Set every entry down again, unchanged, picture-free.
=== Section Start ===
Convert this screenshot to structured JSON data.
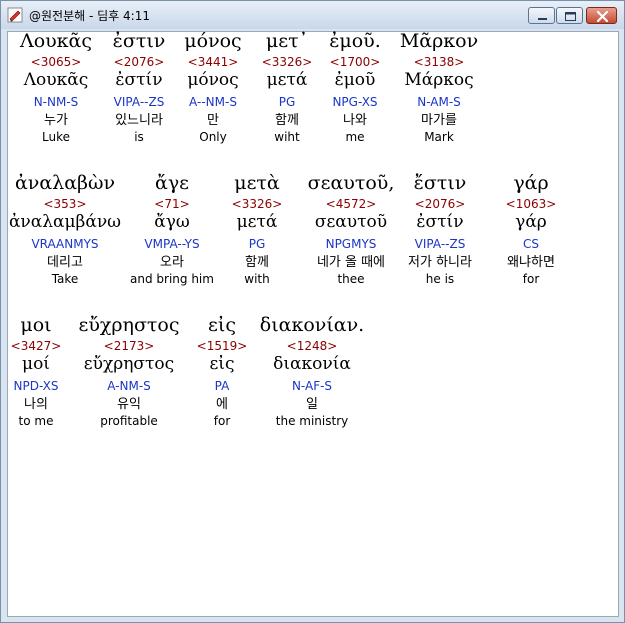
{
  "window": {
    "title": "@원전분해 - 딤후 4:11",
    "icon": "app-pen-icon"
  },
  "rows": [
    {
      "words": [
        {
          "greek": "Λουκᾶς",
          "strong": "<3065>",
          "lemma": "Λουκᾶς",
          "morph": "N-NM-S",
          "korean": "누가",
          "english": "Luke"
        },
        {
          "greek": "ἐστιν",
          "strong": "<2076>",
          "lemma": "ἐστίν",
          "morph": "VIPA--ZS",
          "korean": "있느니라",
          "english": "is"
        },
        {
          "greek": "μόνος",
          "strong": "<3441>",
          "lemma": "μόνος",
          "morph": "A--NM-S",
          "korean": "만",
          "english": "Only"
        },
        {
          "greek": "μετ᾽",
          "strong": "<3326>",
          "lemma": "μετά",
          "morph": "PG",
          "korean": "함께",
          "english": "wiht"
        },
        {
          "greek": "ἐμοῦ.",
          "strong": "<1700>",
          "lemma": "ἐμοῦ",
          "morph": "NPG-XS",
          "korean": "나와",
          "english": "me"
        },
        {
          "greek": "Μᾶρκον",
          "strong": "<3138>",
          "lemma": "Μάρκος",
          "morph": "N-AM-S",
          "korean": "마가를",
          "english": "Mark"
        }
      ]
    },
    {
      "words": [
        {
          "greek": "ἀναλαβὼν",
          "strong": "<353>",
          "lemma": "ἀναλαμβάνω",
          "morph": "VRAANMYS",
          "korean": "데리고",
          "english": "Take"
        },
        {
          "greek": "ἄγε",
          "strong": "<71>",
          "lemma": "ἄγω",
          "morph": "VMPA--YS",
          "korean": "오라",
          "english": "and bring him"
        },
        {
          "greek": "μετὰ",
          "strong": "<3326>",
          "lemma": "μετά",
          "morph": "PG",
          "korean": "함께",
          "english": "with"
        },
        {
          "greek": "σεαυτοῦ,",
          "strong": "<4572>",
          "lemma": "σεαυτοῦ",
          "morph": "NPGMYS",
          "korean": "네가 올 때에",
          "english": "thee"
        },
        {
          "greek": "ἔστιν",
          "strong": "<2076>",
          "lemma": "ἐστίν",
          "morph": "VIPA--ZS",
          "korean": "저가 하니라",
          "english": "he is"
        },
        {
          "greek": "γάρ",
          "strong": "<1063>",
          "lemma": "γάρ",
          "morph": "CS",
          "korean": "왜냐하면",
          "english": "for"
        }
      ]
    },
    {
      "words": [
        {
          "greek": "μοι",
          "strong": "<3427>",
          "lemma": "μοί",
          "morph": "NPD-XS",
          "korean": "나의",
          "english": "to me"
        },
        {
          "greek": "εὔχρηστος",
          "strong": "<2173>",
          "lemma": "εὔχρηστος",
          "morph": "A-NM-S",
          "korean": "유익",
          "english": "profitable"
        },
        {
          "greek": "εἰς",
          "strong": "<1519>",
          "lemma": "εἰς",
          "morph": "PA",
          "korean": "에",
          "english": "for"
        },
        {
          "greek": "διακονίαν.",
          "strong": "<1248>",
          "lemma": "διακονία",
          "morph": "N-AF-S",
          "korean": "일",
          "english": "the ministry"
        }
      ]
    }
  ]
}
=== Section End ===
_RESPONSE TO THE TASK:_
Convert this screenshot to structured JSON data.
{
  "window": {
    "title": "@원전분해 - 딤후 4:11",
    "icon": "app-pen-icon"
  },
  "rows": [
    {
      "words": [
        {
          "greek": "Λουκᾶς",
          "strong": "<3065>",
          "lemma": "Λουκᾶς",
          "morph": "N-NM-S",
          "korean": "누가",
          "english": "Luke"
        },
        {
          "greek": "ἐστιν",
          "strong": "<2076>",
          "lemma": "ἐστίν",
          "morph": "VIPA--ZS",
          "korean": "있느니라",
          "english": "is"
        },
        {
          "greek": "μόνος",
          "strong": "<3441>",
          "lemma": "μόνος",
          "morph": "A--NM-S",
          "korean": "만",
          "english": "Only"
        },
        {
          "greek": "μετ᾽",
          "strong": "<3326>",
          "lemma": "μετά",
          "morph": "PG",
          "korean": "함께",
          "english": "wiht"
        },
        {
          "greek": "ἐμοῦ.",
          "strong": "<1700>",
          "lemma": "ἐμοῦ",
          "morph": "NPG-XS",
          "korean": "나와",
          "english": "me"
        },
        {
          "greek": "Μᾶρκον",
          "strong": "<3138>",
          "lemma": "Μάρκος",
          "morph": "N-AM-S",
          "korean": "마가를",
          "english": "Mark"
        }
      ]
    },
    {
      "words": [
        {
          "greek": "ἀναλαβὼν",
          "strong": "<353>",
          "lemma": "ἀναλαμβάνω",
          "morph": "VRAANMYS",
          "korean": "데리고",
          "english": "Take"
        },
        {
          "greek": "ἄγε",
          "strong": "<71>",
          "lemma": "ἄγω",
          "morph": "VMPA--YS",
          "korean": "오라",
          "english": "and bring him"
        },
        {
          "greek": "μετὰ",
          "strong": "<3326>",
          "lemma": "μετά",
          "morph": "PG",
          "korean": "함께",
          "english": "with"
        },
        {
          "greek": "σεαυτοῦ,",
          "strong": "<4572>",
          "lemma": "σεαυτοῦ",
          "morph": "NPGMYS",
          "korean": "네가 올 때에",
          "english": "thee"
        },
        {
          "greek": "ἔστιν",
          "strong": "<2076>",
          "lemma": "ἐστίν",
          "morph": "VIPA--ZS",
          "korean": "저가 하니라",
          "english": "he is"
        },
        {
          "greek": "γάρ",
          "strong": "<1063>",
          "lemma": "γάρ",
          "morph": "CS",
          "korean": "왜냐하면",
          "english": "for"
        }
      ]
    },
    {
      "words": [
        {
          "greek": "μοι",
          "strong": "<3427>",
          "lemma": "μοί",
          "morph": "NPD-XS",
          "korean": "나의",
          "english": "to me"
        },
        {
          "greek": "εὔχρηστος",
          "strong": "<2173>",
          "lemma": "εὔχρηστος",
          "morph": "A-NM-S",
          "korean": "유익",
          "english": "profitable"
        },
        {
          "greek": "εἰς",
          "strong": "<1519>",
          "lemma": "εἰς",
          "morph": "PA",
          "korean": "에",
          "english": "for"
        },
        {
          "greek": "διακονίαν.",
          "strong": "<1248>",
          "lemma": "διακονία",
          "morph": "N-AF-S",
          "korean": "일",
          "english": "the ministry"
        }
      ]
    }
  ]
}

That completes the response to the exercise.